Below is a block of entries, which should be copied verbatim apart from the pictures.

===== Given entries =====

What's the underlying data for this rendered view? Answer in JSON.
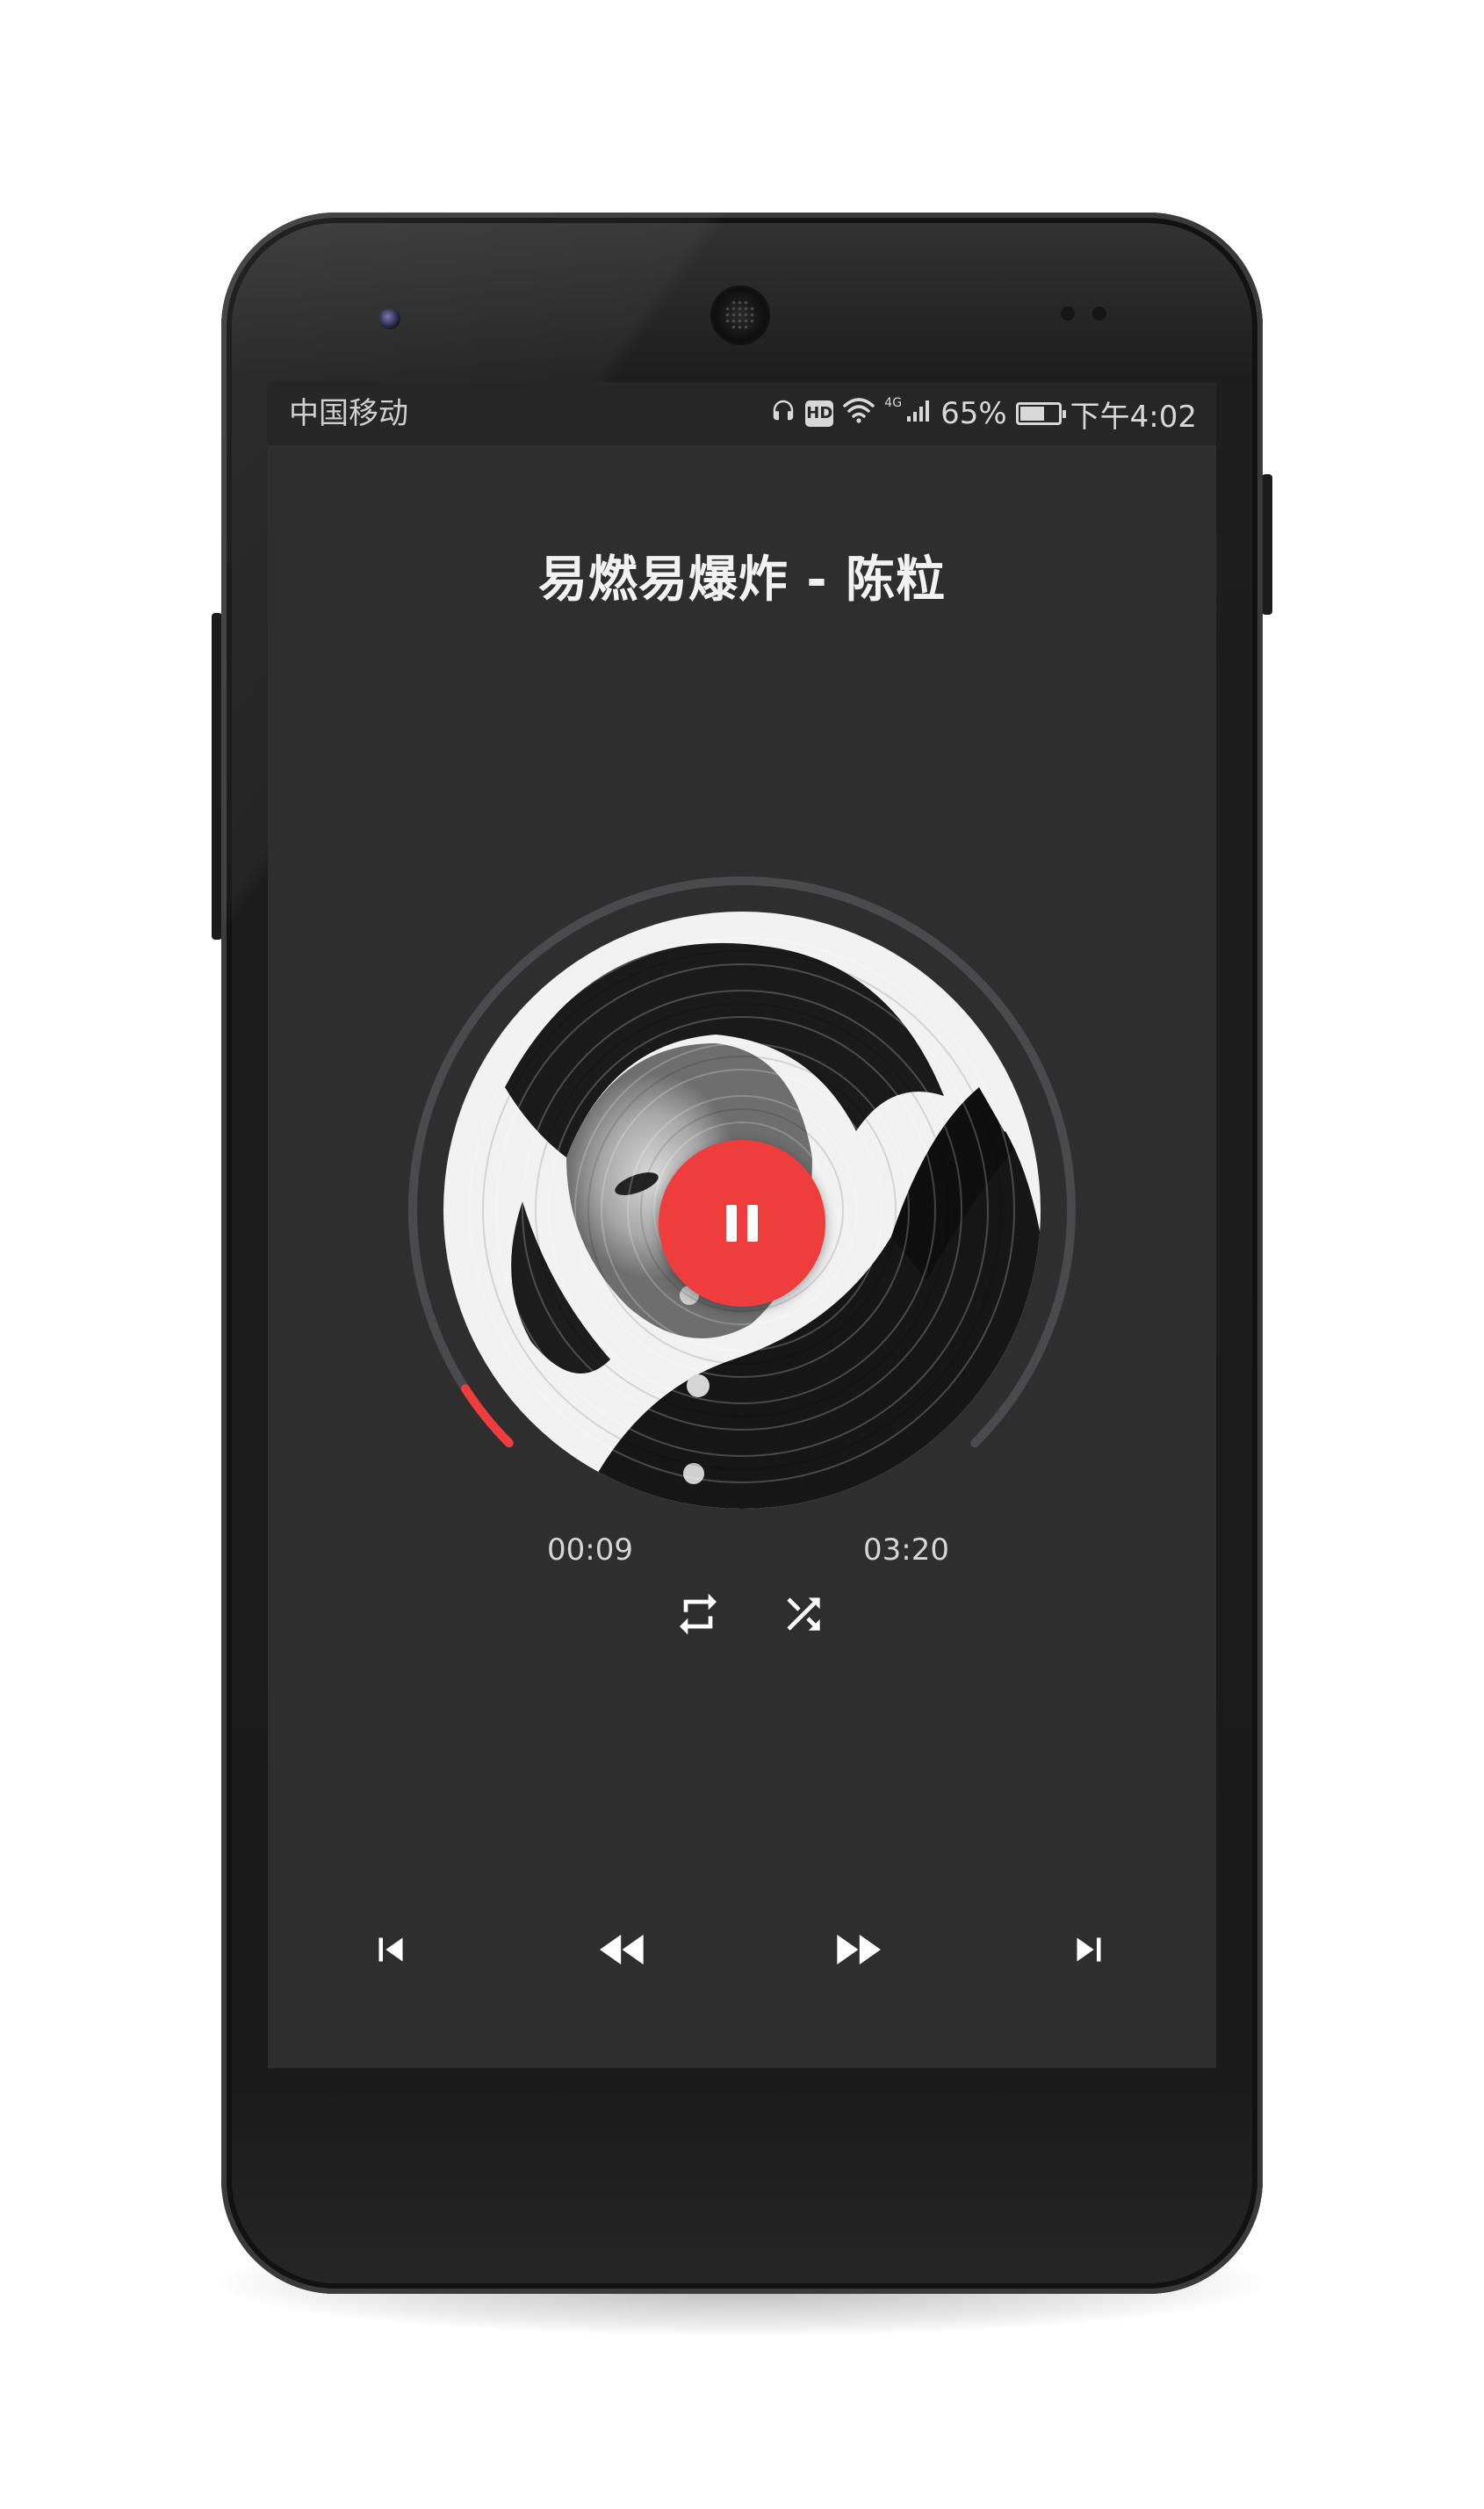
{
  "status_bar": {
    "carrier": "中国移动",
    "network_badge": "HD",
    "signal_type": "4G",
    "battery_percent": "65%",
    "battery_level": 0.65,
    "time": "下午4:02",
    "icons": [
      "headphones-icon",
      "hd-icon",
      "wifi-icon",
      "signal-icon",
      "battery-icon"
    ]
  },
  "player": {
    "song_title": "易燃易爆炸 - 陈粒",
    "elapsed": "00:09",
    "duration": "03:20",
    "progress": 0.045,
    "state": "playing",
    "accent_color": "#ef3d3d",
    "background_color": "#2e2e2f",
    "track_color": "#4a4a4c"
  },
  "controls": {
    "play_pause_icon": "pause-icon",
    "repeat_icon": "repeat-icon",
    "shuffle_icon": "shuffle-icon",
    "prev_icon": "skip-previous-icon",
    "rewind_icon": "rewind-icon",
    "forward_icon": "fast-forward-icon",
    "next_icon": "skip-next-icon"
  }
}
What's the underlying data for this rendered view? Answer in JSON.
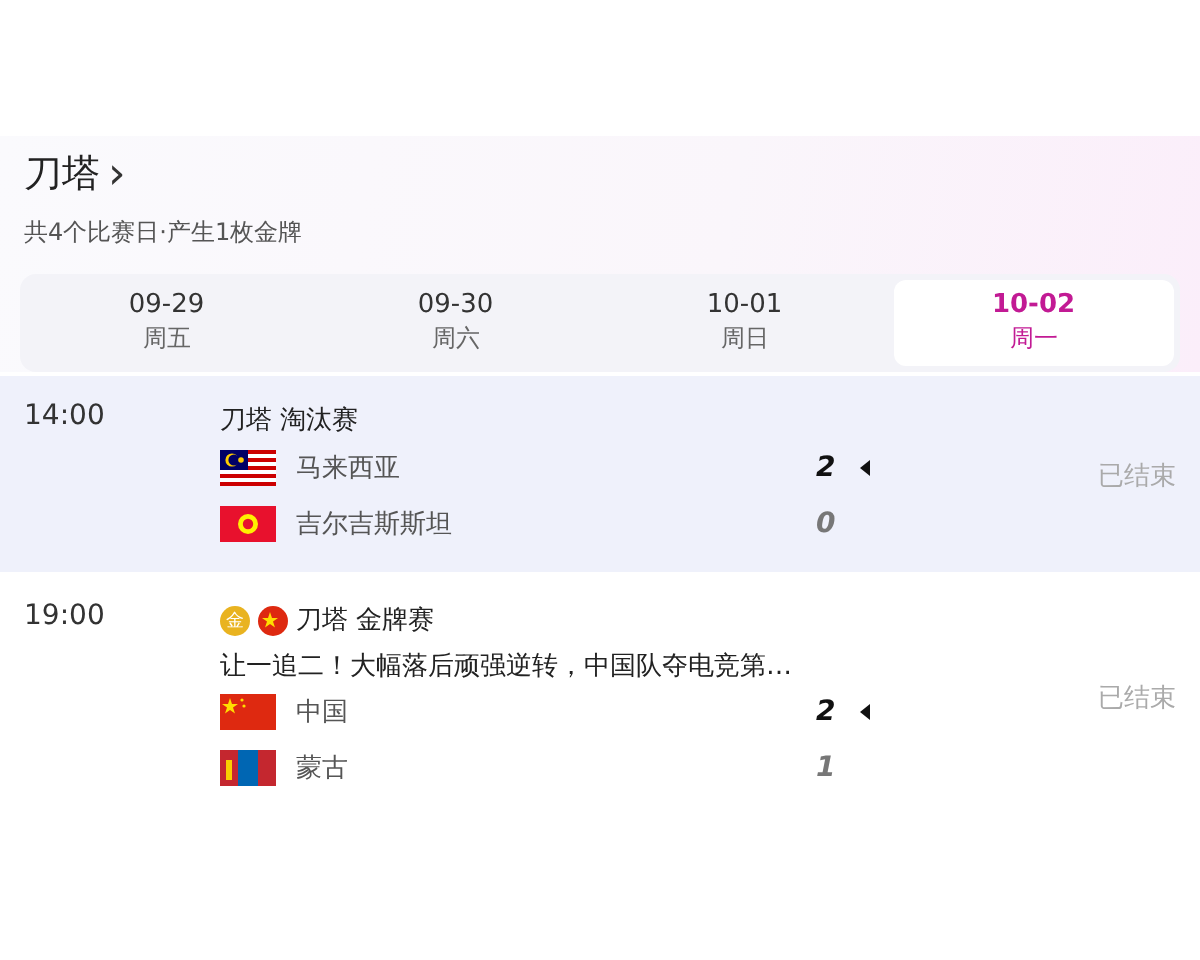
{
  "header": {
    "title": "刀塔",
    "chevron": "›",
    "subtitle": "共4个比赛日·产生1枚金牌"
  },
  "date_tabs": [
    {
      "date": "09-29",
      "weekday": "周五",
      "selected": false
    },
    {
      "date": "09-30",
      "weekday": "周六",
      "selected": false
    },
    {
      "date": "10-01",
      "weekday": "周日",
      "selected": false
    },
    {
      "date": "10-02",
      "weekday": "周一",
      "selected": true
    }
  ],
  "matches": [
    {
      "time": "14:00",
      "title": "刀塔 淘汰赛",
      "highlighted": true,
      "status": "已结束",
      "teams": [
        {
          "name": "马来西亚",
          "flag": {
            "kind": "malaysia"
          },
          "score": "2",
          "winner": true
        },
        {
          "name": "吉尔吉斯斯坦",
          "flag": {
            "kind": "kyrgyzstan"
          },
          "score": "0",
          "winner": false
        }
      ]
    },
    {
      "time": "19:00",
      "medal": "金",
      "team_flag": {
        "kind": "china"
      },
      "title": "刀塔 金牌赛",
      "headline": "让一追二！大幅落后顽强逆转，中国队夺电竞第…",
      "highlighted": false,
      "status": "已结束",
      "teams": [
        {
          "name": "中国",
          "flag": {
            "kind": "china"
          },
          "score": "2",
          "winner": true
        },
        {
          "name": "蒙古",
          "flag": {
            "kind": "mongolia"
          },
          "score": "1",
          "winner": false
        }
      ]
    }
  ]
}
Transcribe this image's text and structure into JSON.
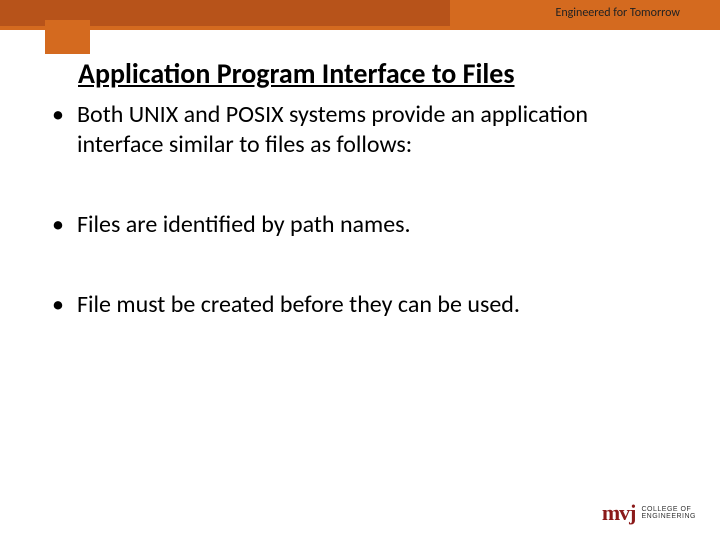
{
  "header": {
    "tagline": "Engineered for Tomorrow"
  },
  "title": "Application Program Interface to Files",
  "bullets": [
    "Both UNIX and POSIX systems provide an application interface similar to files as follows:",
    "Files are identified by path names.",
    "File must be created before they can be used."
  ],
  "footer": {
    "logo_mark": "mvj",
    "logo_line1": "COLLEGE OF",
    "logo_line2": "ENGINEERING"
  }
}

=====

Solution for this exercise –
What's the underlying data for this rendered view? Answer in JSON.
{
  "status_bar": {
    "carrier": "中国移动",
    "network_badge": "HD",
    "signal_type": "4G",
    "battery_percent": "65%",
    "battery_level": 0.65,
    "time": "下午4:02",
    "icons": [
      "headphones-icon",
      "hd-icon",
      "wifi-icon",
      "signal-icon",
      "battery-icon"
    ]
  },
  "player": {
    "song_title": "易燃易爆炸 - 陈粒",
    "elapsed": "00:09",
    "duration": "03:20",
    "progress": 0.045,
    "state": "playing",
    "accent_color": "#ef3d3d",
    "background_color": "#2e2e2f",
    "track_color": "#4a4a4c"
  },
  "controls": {
    "play_pause_icon": "pause-icon",
    "repeat_icon": "repeat-icon",
    "shuffle_icon": "shuffle-icon",
    "prev_icon": "skip-previous-icon",
    "rewind_icon": "rewind-icon",
    "forward_icon": "fast-forward-icon",
    "next_icon": "skip-next-icon"
  }
}
What's the underlying data for this rendered view? Answer in JSON.
{
  "header": {
    "title": "刀塔",
    "chevron": "›",
    "subtitle": "共4个比赛日·产生1枚金牌"
  },
  "date_tabs": [
    {
      "date": "09-29",
      "weekday": "周五",
      "selected": false
    },
    {
      "date": "09-30",
      "weekday": "周六",
      "selected": false
    },
    {
      "date": "10-01",
      "weekday": "周日",
      "selected": false
    },
    {
      "date": "10-02",
      "weekday": "周一",
      "selected": true
    }
  ],
  "matches": [
    {
      "time": "14:00",
      "title": "刀塔 淘汰赛",
      "highlighted": true,
      "status": "已结束",
      "teams": [
        {
          "name": "马来西亚",
          "flag": {
            "kind": "malaysia"
          },
          "score": "2",
          "winner": true
        },
        {
          "name": "吉尔吉斯斯坦",
          "flag": {
            "kind": "kyrgyzstan"
          },
          "score": "0",
          "winner": false
        }
      ]
    },
    {
      "time": "19:00",
      "medal": "金",
      "team_flag": {
        "kind": "china"
      },
      "title": "刀塔 金牌赛",
      "headline": "让一追二！大幅落后顽强逆转，中国队夺电竞第…",
      "highlighted": false,
      "status": "已结束",
      "teams": [
        {
          "name": "中国",
          "flag": {
            "kind": "china"
          },
          "score": "2",
          "winner": true
        },
        {
          "name": "蒙古",
          "flag": {
            "kind": "mongolia"
          },
          "score": "1",
          "winner": false
        }
      ]
    }
  ]
}
Transcribe this image's text and structure into JSON.
{
  "header": {
    "tagline": "Engineered for Tomorrow"
  },
  "title": "Application Program Interface to Files",
  "bullets": [
    "Both UNIX and POSIX systems provide an application interface similar to files as follows:",
    "Files are identified by path names.",
    "File must be created before they can be used."
  ],
  "footer": {
    "logo_mark": "mvj",
    "logo_line1": "COLLEGE OF",
    "logo_line2": "ENGINEERING"
  }
}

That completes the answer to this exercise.